“Most of the religions represented, whether it’s through their sacred scriptures or their traditions or the spirituality that they represent, have the basis for a renewal of our relationship with the environment and with the planet,” Gallagher said.
The gathering is dubbed “Towards a Better Understanding of Faith and Science
COP26”. It brings together representatives of Islam, Judaism, Hinduism, Sikhism, Buddhism, Confucianism, Taoism, Zoroastrianism, and Jainism, as well as representatives of Islam, Judaism, Hinduism, Sikhism, Buddhism, Confucianism, Taoism, Zoroastrianism, and Jainism.
Last month, the pope, Welby, and Bartholomew made an united plea to people of their Churches to “listen to the earth’s scream.”
POPE EXPECTED TO ATTEND COP26 OPENING
The bishops of Scotland said in July that, health allowing, the Pope will attend the inauguration of COP26. In the next days, a decision is likely.
Francis is a staunch supporter of the 2015 United Nations Paris Climate Agreement, which aims to mitigate global warming.

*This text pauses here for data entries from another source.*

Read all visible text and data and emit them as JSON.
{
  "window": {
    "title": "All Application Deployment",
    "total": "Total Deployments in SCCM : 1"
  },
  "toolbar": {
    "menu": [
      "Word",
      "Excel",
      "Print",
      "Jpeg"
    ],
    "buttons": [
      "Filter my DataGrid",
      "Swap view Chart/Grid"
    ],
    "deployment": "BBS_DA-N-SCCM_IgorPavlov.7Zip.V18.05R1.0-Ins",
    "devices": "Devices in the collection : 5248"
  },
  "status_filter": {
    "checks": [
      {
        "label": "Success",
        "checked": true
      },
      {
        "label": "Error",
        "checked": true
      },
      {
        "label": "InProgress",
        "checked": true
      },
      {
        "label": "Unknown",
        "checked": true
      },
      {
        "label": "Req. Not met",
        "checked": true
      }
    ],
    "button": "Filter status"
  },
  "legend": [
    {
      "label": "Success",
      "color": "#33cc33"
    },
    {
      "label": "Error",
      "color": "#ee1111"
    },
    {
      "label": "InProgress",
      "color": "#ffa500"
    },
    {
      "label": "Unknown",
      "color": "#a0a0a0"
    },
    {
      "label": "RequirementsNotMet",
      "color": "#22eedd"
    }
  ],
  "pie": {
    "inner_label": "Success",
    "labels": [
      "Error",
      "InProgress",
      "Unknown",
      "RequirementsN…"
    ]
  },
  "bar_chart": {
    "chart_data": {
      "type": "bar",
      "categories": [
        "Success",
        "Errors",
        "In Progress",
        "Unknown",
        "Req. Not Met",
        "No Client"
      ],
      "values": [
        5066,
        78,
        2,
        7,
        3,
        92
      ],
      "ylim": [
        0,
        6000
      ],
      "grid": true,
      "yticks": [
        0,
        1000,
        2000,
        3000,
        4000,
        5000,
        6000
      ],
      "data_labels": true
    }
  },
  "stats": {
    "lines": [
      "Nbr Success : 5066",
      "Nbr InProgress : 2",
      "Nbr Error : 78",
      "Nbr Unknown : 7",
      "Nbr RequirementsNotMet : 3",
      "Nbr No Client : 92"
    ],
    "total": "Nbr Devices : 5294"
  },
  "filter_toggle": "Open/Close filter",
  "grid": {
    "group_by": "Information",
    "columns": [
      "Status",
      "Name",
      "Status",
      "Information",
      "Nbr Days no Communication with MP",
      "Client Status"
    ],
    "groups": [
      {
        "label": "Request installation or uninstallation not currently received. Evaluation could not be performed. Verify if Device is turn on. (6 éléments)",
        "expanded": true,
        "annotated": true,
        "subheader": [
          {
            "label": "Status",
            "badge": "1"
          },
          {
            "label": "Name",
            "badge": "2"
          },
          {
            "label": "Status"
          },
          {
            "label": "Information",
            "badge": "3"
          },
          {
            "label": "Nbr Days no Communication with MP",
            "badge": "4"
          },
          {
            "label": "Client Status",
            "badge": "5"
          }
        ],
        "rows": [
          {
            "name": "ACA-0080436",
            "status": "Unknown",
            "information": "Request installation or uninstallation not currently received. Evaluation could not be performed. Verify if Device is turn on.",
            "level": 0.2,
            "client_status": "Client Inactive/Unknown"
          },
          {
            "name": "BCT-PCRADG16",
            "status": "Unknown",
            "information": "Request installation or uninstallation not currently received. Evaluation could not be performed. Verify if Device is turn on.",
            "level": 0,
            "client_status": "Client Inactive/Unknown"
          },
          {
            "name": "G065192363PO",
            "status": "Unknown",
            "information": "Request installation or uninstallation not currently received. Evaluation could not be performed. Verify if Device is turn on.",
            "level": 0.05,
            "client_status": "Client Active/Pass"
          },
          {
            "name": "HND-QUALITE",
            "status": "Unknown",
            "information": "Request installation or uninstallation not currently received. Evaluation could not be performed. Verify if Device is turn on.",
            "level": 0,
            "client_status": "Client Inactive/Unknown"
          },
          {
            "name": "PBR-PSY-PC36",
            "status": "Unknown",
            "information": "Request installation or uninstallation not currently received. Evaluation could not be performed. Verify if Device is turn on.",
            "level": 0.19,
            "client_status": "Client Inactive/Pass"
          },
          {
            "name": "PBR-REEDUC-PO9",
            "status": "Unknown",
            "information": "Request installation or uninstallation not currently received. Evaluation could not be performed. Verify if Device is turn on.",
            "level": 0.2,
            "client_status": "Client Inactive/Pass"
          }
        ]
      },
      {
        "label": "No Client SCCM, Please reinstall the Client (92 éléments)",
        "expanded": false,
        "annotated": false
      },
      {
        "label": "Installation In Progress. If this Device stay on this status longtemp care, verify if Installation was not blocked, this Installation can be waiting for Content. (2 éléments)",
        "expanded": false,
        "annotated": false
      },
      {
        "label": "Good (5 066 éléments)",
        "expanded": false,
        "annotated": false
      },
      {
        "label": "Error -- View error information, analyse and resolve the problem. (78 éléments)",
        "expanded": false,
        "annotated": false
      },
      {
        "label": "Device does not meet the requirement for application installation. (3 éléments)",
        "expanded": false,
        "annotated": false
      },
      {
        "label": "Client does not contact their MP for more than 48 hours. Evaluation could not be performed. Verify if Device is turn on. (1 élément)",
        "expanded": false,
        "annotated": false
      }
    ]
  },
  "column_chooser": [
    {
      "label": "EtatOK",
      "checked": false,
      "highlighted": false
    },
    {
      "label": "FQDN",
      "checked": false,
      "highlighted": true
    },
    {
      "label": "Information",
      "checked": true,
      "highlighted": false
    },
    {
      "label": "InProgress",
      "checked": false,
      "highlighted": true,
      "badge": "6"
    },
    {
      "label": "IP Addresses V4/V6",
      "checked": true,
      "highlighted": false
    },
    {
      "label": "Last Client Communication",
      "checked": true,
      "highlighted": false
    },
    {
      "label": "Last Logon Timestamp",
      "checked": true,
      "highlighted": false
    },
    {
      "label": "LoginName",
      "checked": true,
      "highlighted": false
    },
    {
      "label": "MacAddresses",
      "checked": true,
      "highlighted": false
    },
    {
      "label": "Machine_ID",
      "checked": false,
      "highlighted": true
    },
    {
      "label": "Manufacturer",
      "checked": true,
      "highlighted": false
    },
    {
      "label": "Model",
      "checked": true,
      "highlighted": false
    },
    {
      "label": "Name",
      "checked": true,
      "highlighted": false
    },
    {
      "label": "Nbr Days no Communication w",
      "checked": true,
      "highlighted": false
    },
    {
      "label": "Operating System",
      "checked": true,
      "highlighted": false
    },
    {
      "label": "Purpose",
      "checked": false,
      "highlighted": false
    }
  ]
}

He warned young people over the weekend that they were “perhaps the final generation” to rescue the world.
Gallagher, who is British, described US President Joe Biden’s return to the Paris Accords following his predecessor Donald Trump’s withdrawal as “a symbol of tremendous optimism.” In the end of October, Biden and the Pope are set to meet at the Vatican.
“Translating commitment into action is the great problem and we all know that our political leaders are very good at promising and very good at talking but the action that we need now is urgent and it is enormous,” he said.
He said the Vatican hoped Monday’s conference would underscore the need for “an ecological conversion in the way we relate to the planet”, and the realization that lifestyle changes would be necessary but not easy.
“Most aspects of life have a political dimension and if you are going to say that faith should also be part of every part of your life then obviously your faith is going to affect your politics,” Gallagher said.
He said organizers did not consider inviting the Dalai Lama, the exiled spiritual leader of Tibet’s Buddhists, who is not recognized by China.
“His Holiness the Dalai Lama knows how well he is respected here by the Holy See but he also appreciates that our relations (with China) are complicated and difficult and he has always respected that and we appreciate that very much and so the dialogue goes on with Buddhism on many, many levels,” he said.